What the task requires — Only the number is wanted: how many lines of the data contain "적어주세요"?

[Extracted data entries]
|---|
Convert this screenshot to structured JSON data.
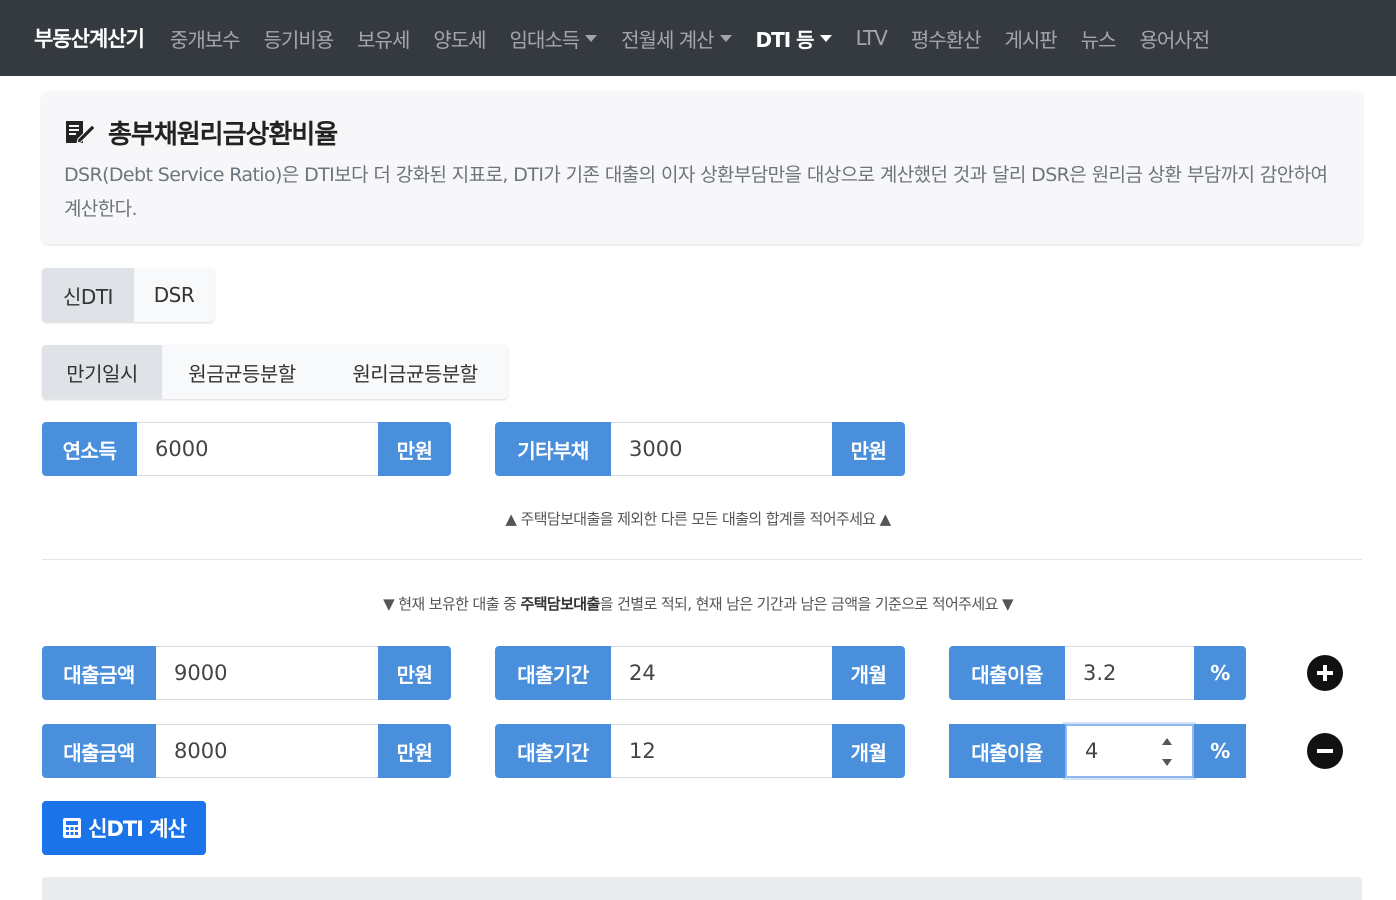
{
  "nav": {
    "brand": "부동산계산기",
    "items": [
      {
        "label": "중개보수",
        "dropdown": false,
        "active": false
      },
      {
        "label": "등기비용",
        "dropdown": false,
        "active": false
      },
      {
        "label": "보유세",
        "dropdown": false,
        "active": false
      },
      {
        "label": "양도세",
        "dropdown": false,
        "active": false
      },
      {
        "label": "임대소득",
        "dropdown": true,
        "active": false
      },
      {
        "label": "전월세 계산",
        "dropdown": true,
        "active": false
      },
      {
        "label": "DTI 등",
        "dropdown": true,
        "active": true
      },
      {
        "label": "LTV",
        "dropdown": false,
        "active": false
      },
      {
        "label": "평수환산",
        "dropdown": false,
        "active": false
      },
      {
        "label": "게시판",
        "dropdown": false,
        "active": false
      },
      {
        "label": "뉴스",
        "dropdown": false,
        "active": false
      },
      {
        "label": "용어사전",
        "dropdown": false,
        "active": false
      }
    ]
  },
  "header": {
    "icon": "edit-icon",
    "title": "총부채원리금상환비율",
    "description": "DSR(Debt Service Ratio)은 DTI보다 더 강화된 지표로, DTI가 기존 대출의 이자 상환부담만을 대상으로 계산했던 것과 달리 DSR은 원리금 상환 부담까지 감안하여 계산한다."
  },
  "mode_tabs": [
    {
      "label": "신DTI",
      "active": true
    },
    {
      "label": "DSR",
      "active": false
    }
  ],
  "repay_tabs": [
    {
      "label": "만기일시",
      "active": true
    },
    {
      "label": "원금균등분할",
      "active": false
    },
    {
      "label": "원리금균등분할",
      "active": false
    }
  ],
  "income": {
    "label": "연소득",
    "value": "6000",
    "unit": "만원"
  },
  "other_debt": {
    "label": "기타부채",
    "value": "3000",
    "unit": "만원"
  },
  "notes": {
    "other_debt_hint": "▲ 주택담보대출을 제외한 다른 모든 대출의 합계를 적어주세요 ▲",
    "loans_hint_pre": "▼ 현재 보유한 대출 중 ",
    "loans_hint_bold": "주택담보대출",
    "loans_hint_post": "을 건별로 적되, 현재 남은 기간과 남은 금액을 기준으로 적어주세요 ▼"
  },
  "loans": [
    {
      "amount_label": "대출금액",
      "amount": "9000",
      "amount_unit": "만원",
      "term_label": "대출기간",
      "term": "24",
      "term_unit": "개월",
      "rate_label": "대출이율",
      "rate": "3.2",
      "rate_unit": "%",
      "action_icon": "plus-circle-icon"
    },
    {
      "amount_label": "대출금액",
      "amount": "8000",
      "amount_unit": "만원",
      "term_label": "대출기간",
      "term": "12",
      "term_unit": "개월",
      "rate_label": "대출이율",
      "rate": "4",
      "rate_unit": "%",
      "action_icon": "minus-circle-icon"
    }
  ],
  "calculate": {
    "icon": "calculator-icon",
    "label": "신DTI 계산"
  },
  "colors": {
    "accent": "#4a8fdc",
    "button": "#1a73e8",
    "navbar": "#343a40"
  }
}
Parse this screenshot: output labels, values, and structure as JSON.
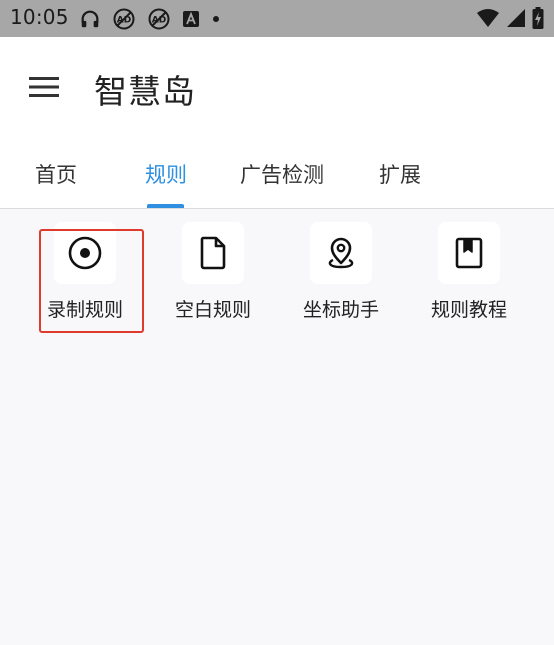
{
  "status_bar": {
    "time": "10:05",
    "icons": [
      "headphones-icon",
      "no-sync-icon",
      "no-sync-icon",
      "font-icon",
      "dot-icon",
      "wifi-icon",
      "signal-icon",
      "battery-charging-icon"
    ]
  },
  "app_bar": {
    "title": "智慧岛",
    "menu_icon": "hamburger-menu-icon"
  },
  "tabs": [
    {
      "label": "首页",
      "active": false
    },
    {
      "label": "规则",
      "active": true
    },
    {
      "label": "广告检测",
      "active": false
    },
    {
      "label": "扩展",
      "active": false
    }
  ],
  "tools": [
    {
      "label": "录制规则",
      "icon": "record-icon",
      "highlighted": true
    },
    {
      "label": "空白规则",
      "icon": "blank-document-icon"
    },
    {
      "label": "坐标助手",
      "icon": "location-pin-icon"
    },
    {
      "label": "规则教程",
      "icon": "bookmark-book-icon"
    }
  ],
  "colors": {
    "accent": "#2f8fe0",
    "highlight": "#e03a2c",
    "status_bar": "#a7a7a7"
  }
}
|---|
Reply to the task — 2